Holy Redeemer College
The main hall of Holy Redeemer College in Washington, DC was designed in 1932 by architect Anthony F. A. Schmitt for the order of the Redemptorist Fathers. The walls are faced with granite ashlar, accented with Indiana limestone. The building is trimmed with substantial decorative terra cotta, ranging from corbels and crenellation to columns and capitals. The erection of this building closely followed the construction of the Order’s headquarters in upstate New York and may have used stone from the same quarry.
Although the dense granite was generally stable, the terra cotta was failing widely. Moisture infiltration had caused pervasive cracking and crazing of the glaze. Internal ferrous pins had begun to corrode and expand. The resulting forces led to spalling, and bursting of the units. Conditions were exacerbated by the poor quality of the terra cotta to begin with. Failed mortar and caulk joints, coupled with leaky roofs, were allowing additional water to enter the building. The moist climate encouraged significant biological growth and soiling.

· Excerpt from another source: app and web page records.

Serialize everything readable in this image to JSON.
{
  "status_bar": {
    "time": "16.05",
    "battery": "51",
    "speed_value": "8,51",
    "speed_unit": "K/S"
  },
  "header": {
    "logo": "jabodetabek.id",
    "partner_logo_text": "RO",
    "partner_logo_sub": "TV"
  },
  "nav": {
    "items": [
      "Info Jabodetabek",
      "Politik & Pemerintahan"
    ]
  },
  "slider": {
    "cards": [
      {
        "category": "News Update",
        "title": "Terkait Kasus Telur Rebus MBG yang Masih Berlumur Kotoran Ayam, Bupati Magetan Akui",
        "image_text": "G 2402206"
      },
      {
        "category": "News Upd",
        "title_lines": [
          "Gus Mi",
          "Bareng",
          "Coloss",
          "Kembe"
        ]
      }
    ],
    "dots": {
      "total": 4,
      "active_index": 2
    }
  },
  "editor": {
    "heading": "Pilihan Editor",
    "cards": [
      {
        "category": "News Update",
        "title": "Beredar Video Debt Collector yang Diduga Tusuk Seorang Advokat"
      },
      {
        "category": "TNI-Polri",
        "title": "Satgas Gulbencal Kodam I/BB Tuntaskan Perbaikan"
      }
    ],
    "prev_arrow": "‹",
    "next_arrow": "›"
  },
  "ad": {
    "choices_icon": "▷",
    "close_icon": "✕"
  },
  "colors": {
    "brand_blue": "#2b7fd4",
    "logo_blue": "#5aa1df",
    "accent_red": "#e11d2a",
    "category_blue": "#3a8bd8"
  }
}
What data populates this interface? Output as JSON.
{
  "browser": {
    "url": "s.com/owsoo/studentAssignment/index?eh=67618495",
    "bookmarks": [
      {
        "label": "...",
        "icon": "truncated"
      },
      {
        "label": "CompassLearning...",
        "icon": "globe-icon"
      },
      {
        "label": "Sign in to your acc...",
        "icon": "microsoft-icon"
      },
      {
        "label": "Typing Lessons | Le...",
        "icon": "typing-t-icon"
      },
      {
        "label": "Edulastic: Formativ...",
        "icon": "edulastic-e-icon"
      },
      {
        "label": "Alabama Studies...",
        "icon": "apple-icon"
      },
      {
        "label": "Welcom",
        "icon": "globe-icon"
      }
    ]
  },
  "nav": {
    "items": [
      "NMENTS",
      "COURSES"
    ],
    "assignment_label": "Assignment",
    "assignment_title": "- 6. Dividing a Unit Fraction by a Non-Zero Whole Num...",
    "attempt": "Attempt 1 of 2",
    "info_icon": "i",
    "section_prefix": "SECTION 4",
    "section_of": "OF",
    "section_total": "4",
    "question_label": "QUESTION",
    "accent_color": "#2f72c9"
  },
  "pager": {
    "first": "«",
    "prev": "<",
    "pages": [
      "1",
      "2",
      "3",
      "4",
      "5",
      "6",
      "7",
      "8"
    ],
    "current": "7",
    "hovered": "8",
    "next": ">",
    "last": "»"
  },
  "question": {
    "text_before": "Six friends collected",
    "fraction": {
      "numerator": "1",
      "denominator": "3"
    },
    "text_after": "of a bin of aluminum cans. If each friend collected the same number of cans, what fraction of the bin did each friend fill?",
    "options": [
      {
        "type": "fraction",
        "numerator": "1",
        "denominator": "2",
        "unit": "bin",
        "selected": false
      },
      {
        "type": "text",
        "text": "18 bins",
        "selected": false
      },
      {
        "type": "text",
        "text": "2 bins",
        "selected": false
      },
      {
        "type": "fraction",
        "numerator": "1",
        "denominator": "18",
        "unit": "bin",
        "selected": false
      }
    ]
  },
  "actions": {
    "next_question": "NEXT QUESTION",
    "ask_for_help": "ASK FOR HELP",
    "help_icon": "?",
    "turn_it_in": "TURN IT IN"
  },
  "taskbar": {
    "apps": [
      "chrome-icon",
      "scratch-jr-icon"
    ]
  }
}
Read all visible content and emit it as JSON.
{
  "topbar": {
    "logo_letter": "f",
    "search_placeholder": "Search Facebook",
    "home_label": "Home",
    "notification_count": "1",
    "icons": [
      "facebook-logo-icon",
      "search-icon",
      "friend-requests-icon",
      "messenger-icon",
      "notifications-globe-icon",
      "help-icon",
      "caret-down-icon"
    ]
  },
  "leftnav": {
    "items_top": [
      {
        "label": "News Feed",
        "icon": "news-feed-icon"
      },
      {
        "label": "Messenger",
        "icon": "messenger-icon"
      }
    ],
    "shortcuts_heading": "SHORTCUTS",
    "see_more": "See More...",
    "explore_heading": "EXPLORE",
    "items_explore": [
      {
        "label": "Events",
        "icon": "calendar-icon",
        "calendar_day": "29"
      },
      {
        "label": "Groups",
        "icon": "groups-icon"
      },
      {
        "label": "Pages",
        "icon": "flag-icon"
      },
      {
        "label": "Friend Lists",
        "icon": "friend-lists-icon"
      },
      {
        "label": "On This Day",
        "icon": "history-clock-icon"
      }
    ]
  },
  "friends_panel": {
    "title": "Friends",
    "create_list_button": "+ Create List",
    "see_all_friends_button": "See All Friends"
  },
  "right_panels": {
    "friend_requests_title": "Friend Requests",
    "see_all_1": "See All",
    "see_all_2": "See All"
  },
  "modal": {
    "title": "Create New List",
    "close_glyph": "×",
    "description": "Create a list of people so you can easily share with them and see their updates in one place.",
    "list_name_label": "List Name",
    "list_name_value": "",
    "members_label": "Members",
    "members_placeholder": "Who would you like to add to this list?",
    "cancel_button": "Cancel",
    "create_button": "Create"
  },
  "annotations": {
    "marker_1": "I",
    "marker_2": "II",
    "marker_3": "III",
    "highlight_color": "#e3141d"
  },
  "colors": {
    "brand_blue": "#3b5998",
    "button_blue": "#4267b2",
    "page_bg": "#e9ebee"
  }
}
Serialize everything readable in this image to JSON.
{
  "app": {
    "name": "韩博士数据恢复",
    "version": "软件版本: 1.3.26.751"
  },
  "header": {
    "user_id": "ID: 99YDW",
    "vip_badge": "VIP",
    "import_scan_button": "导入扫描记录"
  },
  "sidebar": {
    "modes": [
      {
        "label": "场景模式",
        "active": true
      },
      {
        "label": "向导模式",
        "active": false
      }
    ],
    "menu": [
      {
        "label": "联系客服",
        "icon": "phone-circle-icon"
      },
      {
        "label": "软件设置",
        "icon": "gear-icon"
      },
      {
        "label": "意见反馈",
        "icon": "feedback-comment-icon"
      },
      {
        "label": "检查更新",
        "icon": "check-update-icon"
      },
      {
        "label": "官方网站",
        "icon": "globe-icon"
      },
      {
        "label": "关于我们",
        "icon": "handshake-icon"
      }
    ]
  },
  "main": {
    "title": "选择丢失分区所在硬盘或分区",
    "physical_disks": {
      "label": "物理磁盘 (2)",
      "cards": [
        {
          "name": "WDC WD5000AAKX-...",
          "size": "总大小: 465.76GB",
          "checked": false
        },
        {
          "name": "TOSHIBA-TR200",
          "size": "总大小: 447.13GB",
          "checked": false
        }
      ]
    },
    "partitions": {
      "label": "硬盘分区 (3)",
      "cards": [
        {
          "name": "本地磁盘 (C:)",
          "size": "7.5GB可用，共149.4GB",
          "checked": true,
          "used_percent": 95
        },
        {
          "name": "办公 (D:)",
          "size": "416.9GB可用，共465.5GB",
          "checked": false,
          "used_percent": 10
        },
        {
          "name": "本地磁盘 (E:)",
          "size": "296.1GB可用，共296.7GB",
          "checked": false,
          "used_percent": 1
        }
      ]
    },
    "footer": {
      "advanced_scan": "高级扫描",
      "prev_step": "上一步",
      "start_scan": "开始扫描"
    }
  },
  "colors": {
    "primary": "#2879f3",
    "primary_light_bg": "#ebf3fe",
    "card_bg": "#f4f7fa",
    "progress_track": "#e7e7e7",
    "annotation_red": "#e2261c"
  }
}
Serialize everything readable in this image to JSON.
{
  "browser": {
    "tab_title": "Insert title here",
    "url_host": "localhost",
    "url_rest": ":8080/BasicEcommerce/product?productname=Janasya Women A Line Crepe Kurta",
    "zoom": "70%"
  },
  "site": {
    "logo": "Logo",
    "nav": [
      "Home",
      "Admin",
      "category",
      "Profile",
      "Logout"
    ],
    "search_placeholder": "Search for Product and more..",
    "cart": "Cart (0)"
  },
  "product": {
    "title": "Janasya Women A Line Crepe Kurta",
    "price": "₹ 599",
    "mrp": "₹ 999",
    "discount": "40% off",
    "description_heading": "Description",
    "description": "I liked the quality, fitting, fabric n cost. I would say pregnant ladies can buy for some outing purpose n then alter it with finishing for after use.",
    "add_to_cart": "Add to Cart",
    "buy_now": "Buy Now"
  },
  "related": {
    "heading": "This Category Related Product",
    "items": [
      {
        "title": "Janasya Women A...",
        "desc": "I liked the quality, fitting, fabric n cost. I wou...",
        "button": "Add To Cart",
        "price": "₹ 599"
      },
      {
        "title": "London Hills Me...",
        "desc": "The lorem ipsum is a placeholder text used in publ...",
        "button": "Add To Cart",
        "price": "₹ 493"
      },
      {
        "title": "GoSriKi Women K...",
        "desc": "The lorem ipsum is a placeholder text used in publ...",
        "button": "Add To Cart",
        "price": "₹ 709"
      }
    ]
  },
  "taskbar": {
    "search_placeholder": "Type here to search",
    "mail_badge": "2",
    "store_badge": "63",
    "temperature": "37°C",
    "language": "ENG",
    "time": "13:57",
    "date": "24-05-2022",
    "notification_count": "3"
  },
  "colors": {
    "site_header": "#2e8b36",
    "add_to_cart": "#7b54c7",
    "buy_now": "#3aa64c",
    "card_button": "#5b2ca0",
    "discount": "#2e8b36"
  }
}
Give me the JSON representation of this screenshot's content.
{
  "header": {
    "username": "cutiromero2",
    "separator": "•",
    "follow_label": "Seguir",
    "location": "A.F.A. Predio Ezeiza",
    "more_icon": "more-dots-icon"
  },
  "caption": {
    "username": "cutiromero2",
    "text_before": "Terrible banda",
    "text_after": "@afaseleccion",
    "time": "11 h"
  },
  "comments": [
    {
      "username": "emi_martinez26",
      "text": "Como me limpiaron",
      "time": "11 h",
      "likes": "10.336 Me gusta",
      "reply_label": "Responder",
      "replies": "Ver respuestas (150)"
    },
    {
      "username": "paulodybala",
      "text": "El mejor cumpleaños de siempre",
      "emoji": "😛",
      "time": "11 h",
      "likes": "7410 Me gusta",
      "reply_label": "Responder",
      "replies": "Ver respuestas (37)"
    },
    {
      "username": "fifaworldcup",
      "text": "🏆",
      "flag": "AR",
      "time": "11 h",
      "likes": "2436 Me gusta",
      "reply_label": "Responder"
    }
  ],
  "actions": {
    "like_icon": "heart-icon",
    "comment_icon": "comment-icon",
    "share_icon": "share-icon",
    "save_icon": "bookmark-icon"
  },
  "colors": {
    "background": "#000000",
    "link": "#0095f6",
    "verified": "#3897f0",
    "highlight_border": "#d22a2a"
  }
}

We were contracted in 2002 to perform an investigative study, analysis and testing of this building. The goals were to determine the nature of the materials and associated failures. We documented existing conditions and identified specific problem areas. Testing was performed to determine the most efficient means of removing the salts from the terra cotta substrate. The results of the investigation were synthesized to develop treatment recommendations for each material type. Recommendations were presented by priority to the client, and stressed the need to make the building water-tight to prevent recurring damage.